Data supplied:
================================

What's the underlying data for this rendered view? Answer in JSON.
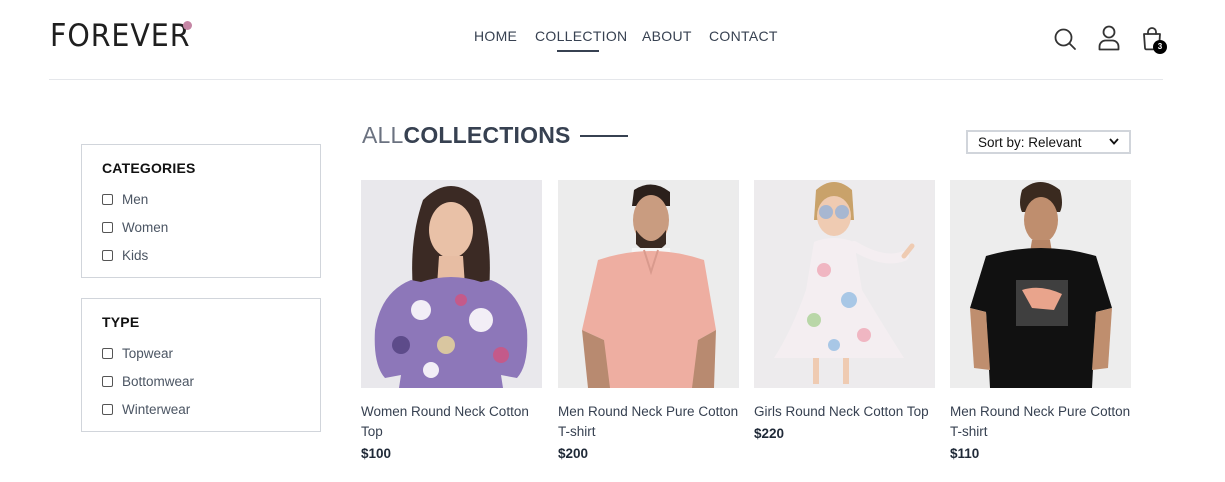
{
  "header": {
    "logo": "FOREVER",
    "nav": [
      {
        "label": "HOME"
      },
      {
        "label": "COLLECTION",
        "active": true
      },
      {
        "label": "ABOUT"
      },
      {
        "label": "CONTACT"
      }
    ],
    "cart_count": "3",
    "icons": [
      "search-icon",
      "profile-icon",
      "cart-icon"
    ]
  },
  "filters": {
    "categories": {
      "title": "CATEGORIES",
      "options": [
        "Men",
        "Women",
        "Kids"
      ]
    },
    "type": {
      "title": "TYPE",
      "options": [
        "Topwear",
        "Bottomwear",
        "Winterwear"
      ]
    }
  },
  "collection": {
    "title_light": "ALL",
    "title_bold": "COLLECTIONS",
    "sort_label": "Sort by: Relevant"
  },
  "products": [
    {
      "name": "Women Round Neck Cotton Top",
      "price": "$100"
    },
    {
      "name": "Men Round Neck Pure Cotton T-shirt",
      "price": "$200"
    },
    {
      "name": "Girls Round Neck Cotton Top",
      "price": "$220"
    },
    {
      "name": "Men Round Neck Pure Cotton T-shirt",
      "price": "$110"
    }
  ],
  "colors": {
    "accent_dot": "#c586a5",
    "text": "#374151",
    "border": "#d1d5db"
  }
}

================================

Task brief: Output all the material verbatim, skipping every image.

Your solution:
What's the underlying data for this rendered view? Answer in JSON.
{
  "header": {
    "logo": "FOREVER",
    "nav": [
      {
        "label": "HOME"
      },
      {
        "label": "COLLECTION",
        "active": true
      },
      {
        "label": "ABOUT"
      },
      {
        "label": "CONTACT"
      }
    ],
    "cart_count": "3",
    "icons": [
      "search-icon",
      "profile-icon",
      "cart-icon"
    ]
  },
  "filters": {
    "categories": {
      "title": "CATEGORIES",
      "options": [
        "Men",
        "Women",
        "Kids"
      ]
    },
    "type": {
      "title": "TYPE",
      "options": [
        "Topwear",
        "Bottomwear",
        "Winterwear"
      ]
    }
  },
  "collection": {
    "title_light": "ALL",
    "title_bold": "COLLECTIONS",
    "sort_label": "Sort by: Relevant"
  },
  "products": [
    {
      "name": "Women Round Neck Cotton Top",
      "price": "$100"
    },
    {
      "name": "Men Round Neck Pure Cotton T-shirt",
      "price": "$200"
    },
    {
      "name": "Girls Round Neck Cotton Top",
      "price": "$220"
    },
    {
      "name": "Men Round Neck Pure Cotton T-shirt",
      "price": "$110"
    }
  ],
  "colors": {
    "accent_dot": "#c586a5",
    "text": "#374151",
    "border": "#d1d5db"
  }
}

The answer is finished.